  6. Don’t let a golden ticket make the chocolate taste terrible. As much as any aspiring author wants to be recognized and published, the publishing process should not be allowed to spoil the experience of writing. It’s easy to get swept into the madness of query letters, synopses, and pitchcraft. And I’ve spent my fair share of time agonizing over query blurb wording (many can testify to that), but it is important, I think, to remember why we started writing in the first place.

Kate on ktliterary posted a while back about Josie Bloss’s plans for a tattoo to celebrate the release of her novel Band Geek Love, and asked what other aspiring authors would do to celebrate publication. I think I might sing “Golden Ticket” at the top of my lungs:

I never thought my life could be

Anything but catastrophe

But suddenly I begin to see

A bit of good luck for me.

Cuz I’ve got a golden ticket

I’ve got a golden twinkle in my eye.

I never had a chance to shine

Never a happy song to sing

But suddenly half the world is mine

what an amazing thing!

Cuz I’ve got a golden ticket

I’ve got a golden chance to make my way

And with a golden ticket

It’s a golden day.

ETA: I’ve added a couple more points to this list. Part II is here.

This is What Happens When I’m Not Busy With Editing…

Since I first started writing The Edge of Memory in October, I have spent virtually every minute I’m alone in the car working on it in my head. I commute 75 minutes each way. So that’s a lot of time.

But I think I’m really done now with editing, until/unless an agent or editor has suggestions for further changes. And the plot details of my next project are still percolating.

I finished a 26-hour shift this morning, and then hit the car for the long ride home. This is the result.

So, with fair warning that the following post will be full out ridiculous, proceed at your own risk…

New from Imaginary Label, a division of Totally Bogus Records, I present the novelist’s soundtrack:

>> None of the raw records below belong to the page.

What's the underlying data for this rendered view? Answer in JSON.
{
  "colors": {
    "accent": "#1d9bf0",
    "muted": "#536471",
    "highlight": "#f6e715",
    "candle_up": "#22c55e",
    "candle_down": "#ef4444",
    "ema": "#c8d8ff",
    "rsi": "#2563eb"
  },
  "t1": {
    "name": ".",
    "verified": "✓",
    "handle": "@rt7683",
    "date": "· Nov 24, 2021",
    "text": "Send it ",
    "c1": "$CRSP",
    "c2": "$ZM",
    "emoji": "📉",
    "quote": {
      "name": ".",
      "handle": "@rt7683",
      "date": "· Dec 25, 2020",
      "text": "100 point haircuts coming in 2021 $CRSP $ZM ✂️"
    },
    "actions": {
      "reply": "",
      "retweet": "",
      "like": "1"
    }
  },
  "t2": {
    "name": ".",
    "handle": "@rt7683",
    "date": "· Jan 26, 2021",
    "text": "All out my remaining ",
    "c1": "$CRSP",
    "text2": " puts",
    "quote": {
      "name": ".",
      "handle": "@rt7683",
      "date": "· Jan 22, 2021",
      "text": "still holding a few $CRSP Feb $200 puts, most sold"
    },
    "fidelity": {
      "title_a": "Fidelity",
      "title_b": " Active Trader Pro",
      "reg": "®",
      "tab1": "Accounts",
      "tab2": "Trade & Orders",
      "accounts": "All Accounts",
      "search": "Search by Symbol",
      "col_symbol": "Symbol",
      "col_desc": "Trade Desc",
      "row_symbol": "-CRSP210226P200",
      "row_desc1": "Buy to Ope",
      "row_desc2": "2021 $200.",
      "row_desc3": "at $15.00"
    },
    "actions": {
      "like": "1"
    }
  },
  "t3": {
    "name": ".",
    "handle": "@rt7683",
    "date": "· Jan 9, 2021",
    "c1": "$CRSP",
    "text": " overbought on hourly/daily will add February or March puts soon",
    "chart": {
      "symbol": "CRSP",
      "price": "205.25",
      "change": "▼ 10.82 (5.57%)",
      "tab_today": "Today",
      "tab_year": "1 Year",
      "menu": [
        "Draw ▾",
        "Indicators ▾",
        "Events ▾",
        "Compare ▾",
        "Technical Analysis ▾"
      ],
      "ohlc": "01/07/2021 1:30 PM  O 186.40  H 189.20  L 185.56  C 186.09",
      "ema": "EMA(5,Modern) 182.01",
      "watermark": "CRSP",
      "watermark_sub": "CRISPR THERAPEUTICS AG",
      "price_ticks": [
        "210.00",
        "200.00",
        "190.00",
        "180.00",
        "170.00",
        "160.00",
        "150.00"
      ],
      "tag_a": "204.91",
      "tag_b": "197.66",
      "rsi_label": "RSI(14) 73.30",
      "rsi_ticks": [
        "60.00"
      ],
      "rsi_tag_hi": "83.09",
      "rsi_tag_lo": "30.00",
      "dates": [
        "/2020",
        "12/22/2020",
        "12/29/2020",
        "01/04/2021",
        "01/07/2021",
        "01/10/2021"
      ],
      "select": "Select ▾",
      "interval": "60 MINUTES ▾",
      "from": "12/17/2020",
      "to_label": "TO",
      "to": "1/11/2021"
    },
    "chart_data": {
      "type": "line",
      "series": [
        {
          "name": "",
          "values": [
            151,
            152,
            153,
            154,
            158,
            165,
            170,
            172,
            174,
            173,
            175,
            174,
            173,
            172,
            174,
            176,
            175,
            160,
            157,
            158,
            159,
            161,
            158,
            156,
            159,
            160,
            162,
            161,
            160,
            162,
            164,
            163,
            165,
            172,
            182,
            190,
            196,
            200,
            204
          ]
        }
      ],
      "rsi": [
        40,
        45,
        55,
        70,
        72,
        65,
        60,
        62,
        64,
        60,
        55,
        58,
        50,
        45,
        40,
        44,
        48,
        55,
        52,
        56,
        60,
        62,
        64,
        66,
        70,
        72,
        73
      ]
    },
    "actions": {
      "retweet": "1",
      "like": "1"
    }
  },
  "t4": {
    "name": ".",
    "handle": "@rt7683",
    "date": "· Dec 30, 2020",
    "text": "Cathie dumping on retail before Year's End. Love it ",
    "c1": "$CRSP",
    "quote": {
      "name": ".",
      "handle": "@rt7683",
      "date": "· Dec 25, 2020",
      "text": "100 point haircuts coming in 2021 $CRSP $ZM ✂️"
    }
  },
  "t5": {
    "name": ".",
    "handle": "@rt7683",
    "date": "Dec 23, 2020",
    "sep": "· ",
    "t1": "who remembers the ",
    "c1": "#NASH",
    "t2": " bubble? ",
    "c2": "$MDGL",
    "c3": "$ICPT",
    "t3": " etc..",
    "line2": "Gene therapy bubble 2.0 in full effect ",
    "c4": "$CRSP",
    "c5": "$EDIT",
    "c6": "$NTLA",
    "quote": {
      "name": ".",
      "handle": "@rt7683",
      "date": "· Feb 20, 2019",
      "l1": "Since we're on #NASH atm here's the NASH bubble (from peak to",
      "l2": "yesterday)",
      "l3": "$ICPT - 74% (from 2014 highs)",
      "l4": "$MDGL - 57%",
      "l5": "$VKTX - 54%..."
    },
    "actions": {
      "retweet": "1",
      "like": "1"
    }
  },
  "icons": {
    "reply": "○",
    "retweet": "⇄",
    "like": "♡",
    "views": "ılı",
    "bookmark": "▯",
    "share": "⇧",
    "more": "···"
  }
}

  1. Every Day I Write the Book (Elvis Costello)
  2. Language (Suzanne Vega)
  3. All I Ever Wanted (Depeche Mode)
  4. Paperback Writer (The Beatles)
  5. The Book of Love (The Monotones)
  6. Grease is the Word (Grease Soundtrack)
  7. I Promise You I Will (Depeche Mode)
  8. More Than Words (Extreme)
  9. Open Book (Cake)
  10. The Word (The Beatles)
  11. Words (The BeeGees)
  12. The Story (Brandi Carlisle)
  13. Bookends (Simon & Garfunkel)
  14. I Could Write a Book (Tony Bennett)
  15. The End (The Doors)

And, if you order now, you’ll receive our special Agents Who Blog companion soundtrack, featuring…

For the powerful ladies of BookEndsAin’t Nuthin’ But a She-Thing (Salt-n-Pepa)

For Nathan Bransford, the only acceptable rhetorical questionsBlowin’ In the Wind (Bob Dylan)

For the folks at Folio, embracing the tidal turn towards electronic books and readersThe Electric Slide (Marcia Griffiths)

For desperately query-guideline clarifying Jennifer JacksonAll I Really Want (Alanis Morrissette)

Sadly, the song “Stompy Boots of Doom” has yet to be recorded, so for Colleen LindsayThese Boots Are Made for Walkin’ (Nancy Sinatra)

For Jonathan LyonsThe Guitar (They Might Be Giants) “Hush my darling, be still my darling, the Lion’s on the phone…”

For Ipod-addicted Kristin NelsonPut Your Records On (Corinne Bailey Rae)

For Query Shark Janet ReidManeater (Hall & Oates)

So, gang… what else should we put on this imaginary soundtrack?